Lev B'omer is the 32nd day of the Omer, traditionally a season of mourning for the Jewish people. In the days of Rabbi Akivah a plague ended on Lev B'omer, leading to the day of Lag B'omer as a day of joy. We are hoping that it is also a part of the spirit of Lev B'omer today that this plague, HIV/AIDS, end immediately.
The Hebrew letters for 32, "lamed" and "bet" spell out the word "lev," which means "heart." A Jewish AIDS Memorial Day touches directly the hearts and minds of all of us who have loved and lost people to AIDS, and will, we hope, touch the hearts of the people who have tended to ignore this unending epidemic.
We are urging all synagogues and religious institutions in our Jewish communities to observe Jewish AIDS Memorial Day with special prayers of comfort and hope, and the opportunity to remember the people whose lives have touched our own, and to empower those who live with the virus now.
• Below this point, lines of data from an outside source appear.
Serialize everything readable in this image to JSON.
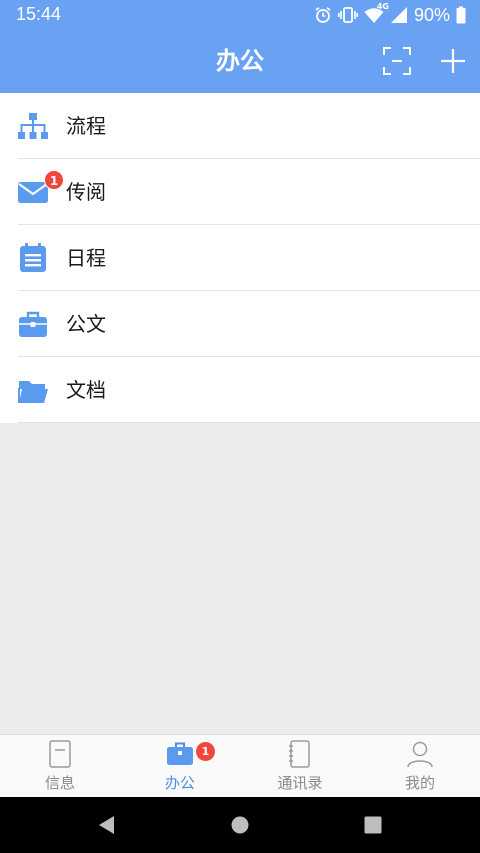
{
  "status_bar": {
    "time": "15:44",
    "network": "4G",
    "battery": "90%",
    "icons": [
      "alarm-icon",
      "vibrate-icon",
      "wifi-icon",
      "signal-icon",
      "battery-icon"
    ]
  },
  "header": {
    "title": "办公",
    "actions": [
      "scan-icon",
      "add-icon"
    ]
  },
  "menu": {
    "items": [
      {
        "label": "流程",
        "icon": "org-chart-icon"
      },
      {
        "label": "传阅",
        "icon": "mail-icon",
        "badge": "1"
      },
      {
        "label": "日程",
        "icon": "calendar-icon"
      },
      {
        "label": "公文",
        "icon": "briefcase-icon"
      },
      {
        "label": "文档",
        "icon": "folder-icon"
      }
    ]
  },
  "tabs": {
    "active": "办公",
    "items": [
      {
        "label": "信息",
        "icon": "message-doc-icon"
      },
      {
        "label": "办公",
        "icon": "briefcase-icon",
        "badge": "1"
      },
      {
        "label": "通讯录",
        "icon": "address-book-icon"
      },
      {
        "label": "我的",
        "icon": "person-icon"
      }
    ]
  },
  "colors": {
    "accent": "#6aa2f3",
    "icon_blue": "#5b9bef",
    "badge_red": "#f2463c",
    "active_tab": "#4d8fe8"
  },
  "nav_bar": {
    "buttons": [
      "back-icon",
      "home-icon",
      "recents-icon"
    ]
  }
}
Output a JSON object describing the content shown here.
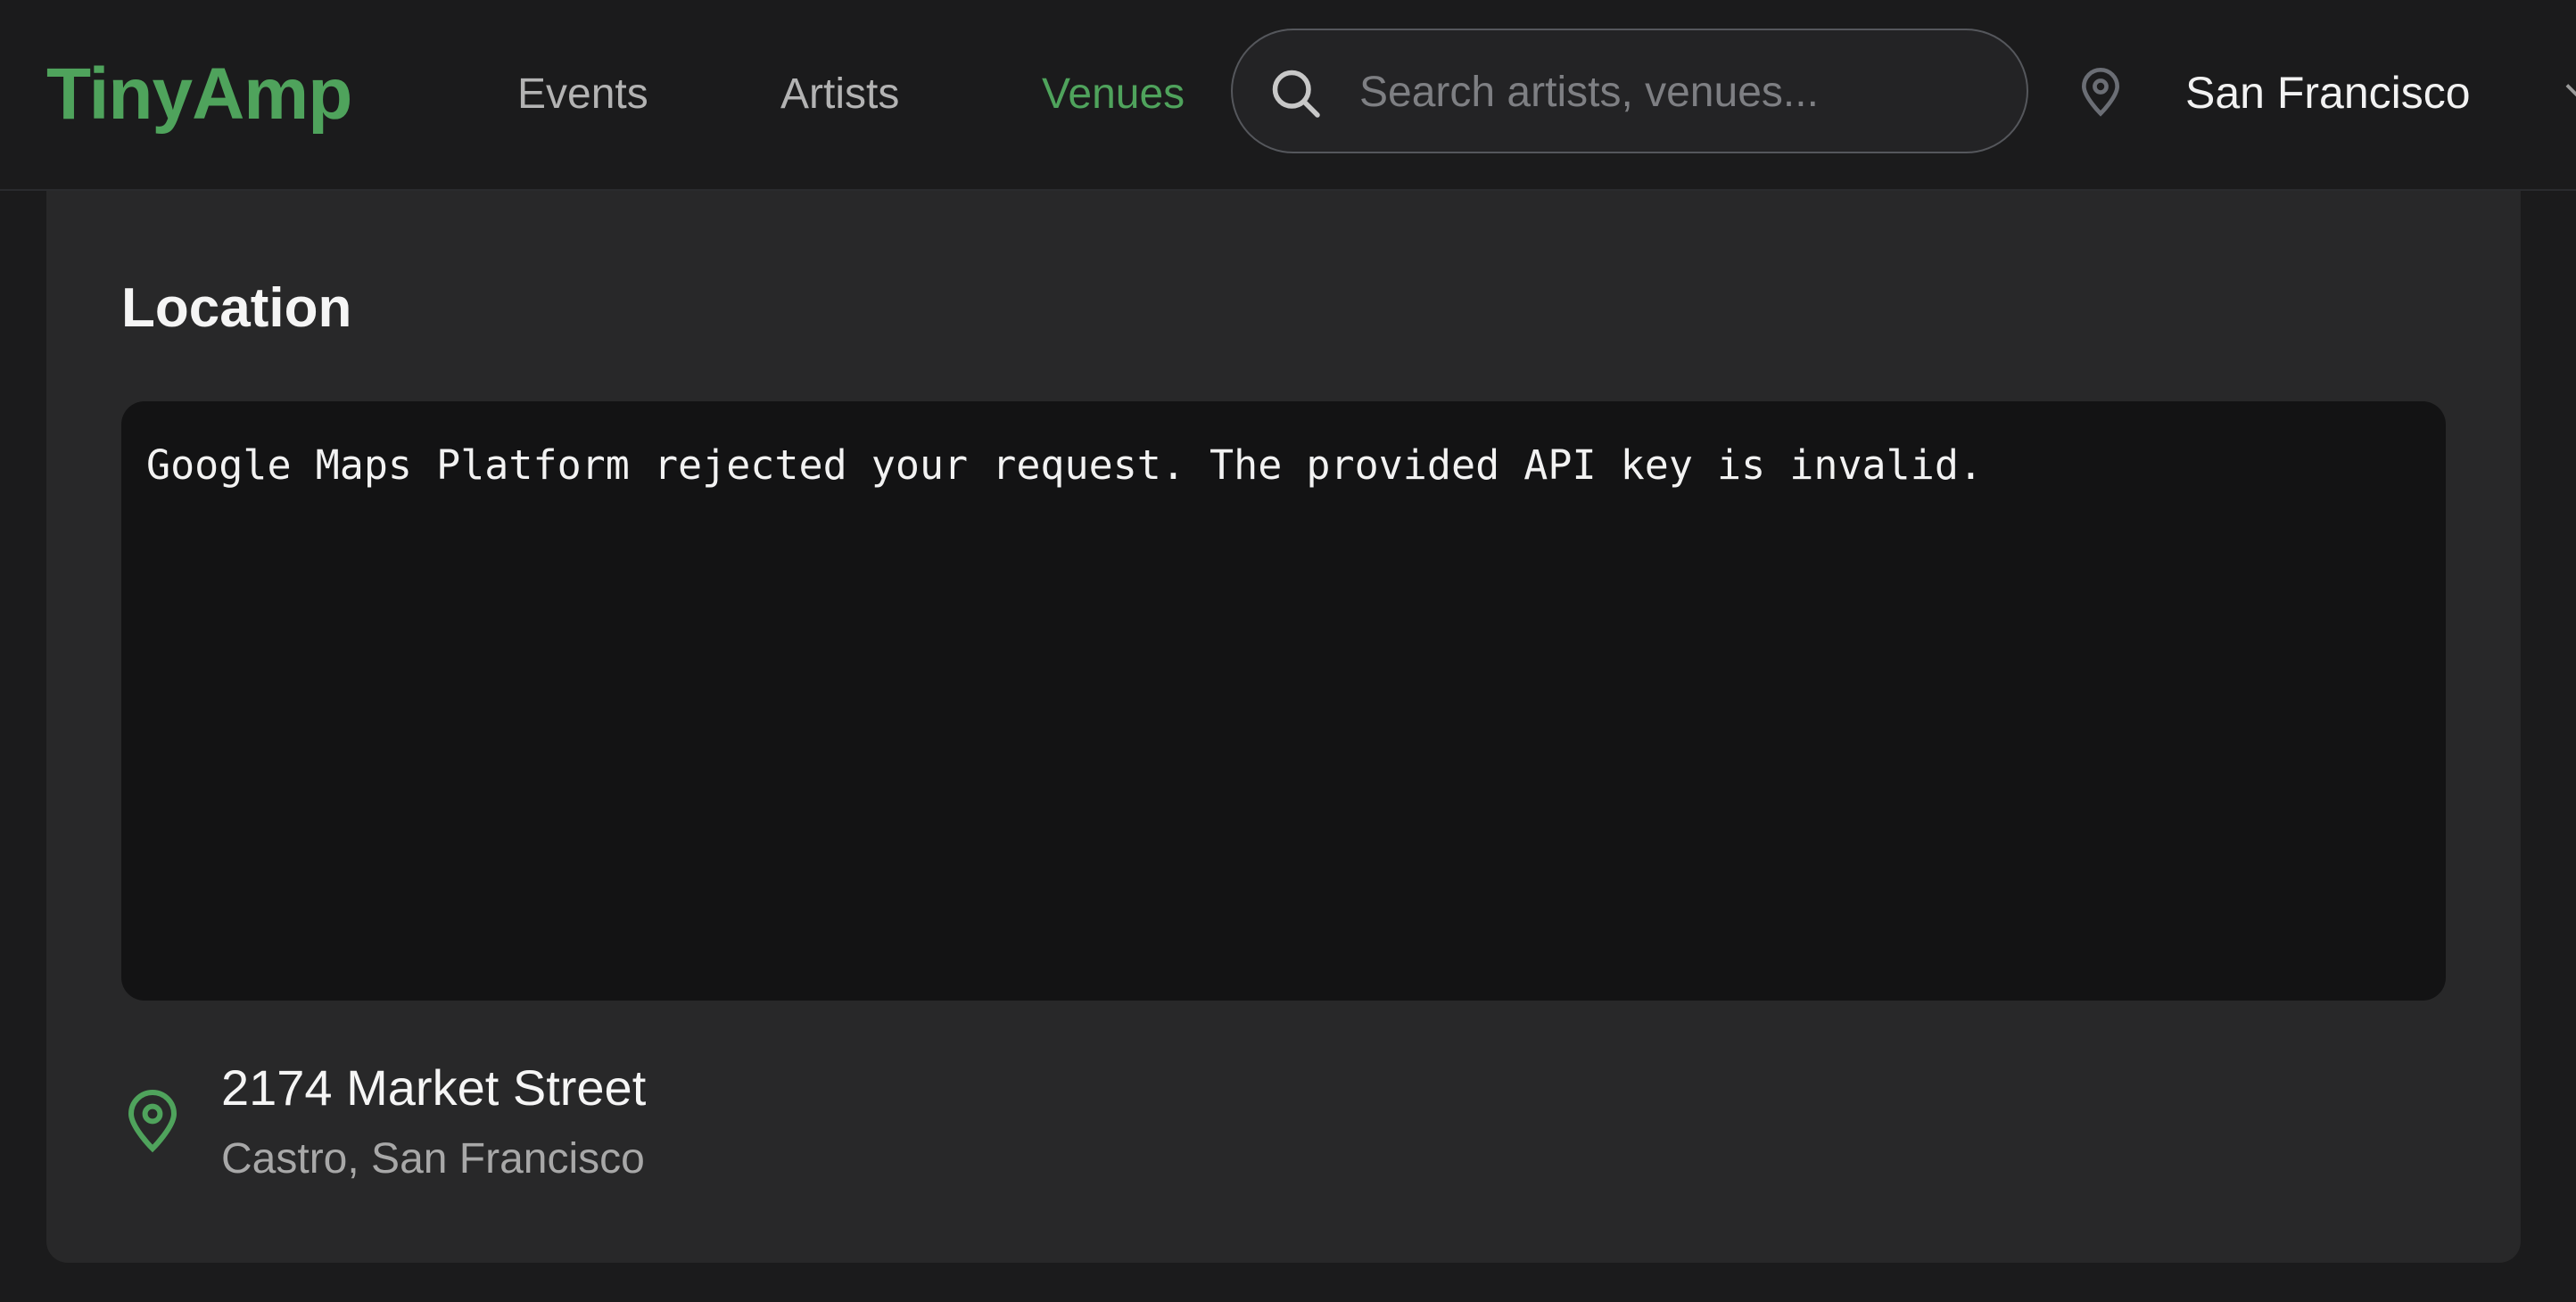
{
  "header": {
    "logo": "TinyAmp",
    "nav": [
      {
        "label": "Events",
        "active": false
      },
      {
        "label": "Artists",
        "active": false
      },
      {
        "label": "Venues",
        "active": true
      }
    ],
    "search": {
      "placeholder": "Search artists, venues...",
      "icon": "search-icon"
    },
    "location": {
      "icon": "map-pin-icon",
      "city": "San Francisco"
    }
  },
  "location_card": {
    "title": "Location",
    "map": {
      "error_message": "Google Maps Platform rejected your request. The provided API key is invalid."
    },
    "address": {
      "icon": "map-pin-icon",
      "street": "2174 Market Street",
      "area": "Castro, San Francisco"
    }
  },
  "colors": {
    "accent": "#4fa35c",
    "background": "#1b1b1c",
    "card": "#282829",
    "map_background": "#131314"
  }
}
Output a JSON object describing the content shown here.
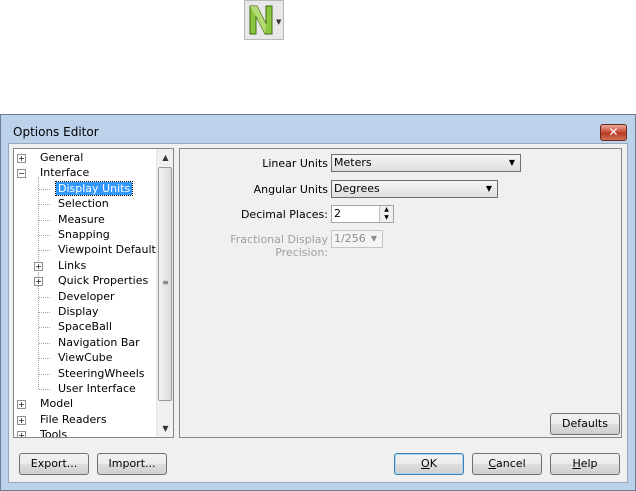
{
  "window": {
    "title": "Options Editor",
    "close_glyph": "✕"
  },
  "tree": {
    "items": [
      {
        "label": "General",
        "level": 0,
        "expander": "+"
      },
      {
        "label": "Interface",
        "level": 0,
        "expander": "−"
      },
      {
        "label": "Display Units",
        "level": 1,
        "selected": true
      },
      {
        "label": "Selection",
        "level": 1
      },
      {
        "label": "Measure",
        "level": 1
      },
      {
        "label": "Snapping",
        "level": 1
      },
      {
        "label": "Viewpoint Defaults",
        "level": 1
      },
      {
        "label": "Links",
        "level": 1,
        "expander": "+"
      },
      {
        "label": "Quick Properties",
        "level": 1,
        "expander": "+"
      },
      {
        "label": "Developer",
        "level": 1
      },
      {
        "label": "Display",
        "level": 1
      },
      {
        "label": "SpaceBall",
        "level": 1
      },
      {
        "label": "Navigation Bar",
        "level": 1
      },
      {
        "label": "ViewCube",
        "level": 1
      },
      {
        "label": "SteeringWheels",
        "level": 1
      },
      {
        "label": "User Interface",
        "level": 1
      },
      {
        "label": "Model",
        "level": 0,
        "expander": "+"
      },
      {
        "label": "File Readers",
        "level": 0,
        "expander": "+"
      },
      {
        "label": "Tools",
        "level": 0,
        "expander": "+"
      }
    ]
  },
  "panel": {
    "linear_units": {
      "label": "Linear Units",
      "value": "Meters"
    },
    "angular_units": {
      "label": "Angular Units",
      "value": "Degrees"
    },
    "decimal_places": {
      "label": "Decimal Places:",
      "value": "2"
    },
    "fractional_precision": {
      "label": "Fractional Display Precision:",
      "value": "1/256"
    },
    "defaults_button": "Defaults"
  },
  "footer": {
    "export_button": "Export...",
    "import_button": "Import...",
    "ok_button": {
      "mnemonic": "O",
      "rest": "K"
    },
    "cancel_button": {
      "mnemonic": "C",
      "rest": "ancel"
    },
    "help_button": {
      "mnemonic": "H",
      "rest": "elp"
    }
  },
  "colors": {
    "window_frame": "#bcd1ea",
    "selection": "#3399ff",
    "close_button": "#c8482f"
  },
  "icons": [
    "navisworks-logo-icon",
    "dropdown-arrow-icon",
    "close-icon",
    "scroll-up-icon",
    "scroll-down-icon"
  ]
}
People throughout the world are urged to light candles at 6:00 P.M. the day before.

Future dates are: Wednesday, May 9, 2012; Saturday, April 27, 2013; Saturday, May 17, 2014; Wednesday, May 6, 2015; Wednesday, May 25, 2016; Saturday, May 13, 2017; Wednesday, May 2, 2018; Wednesday, May 22, 2019; Monday, May 11, 2020.

International Jewish AIDS Network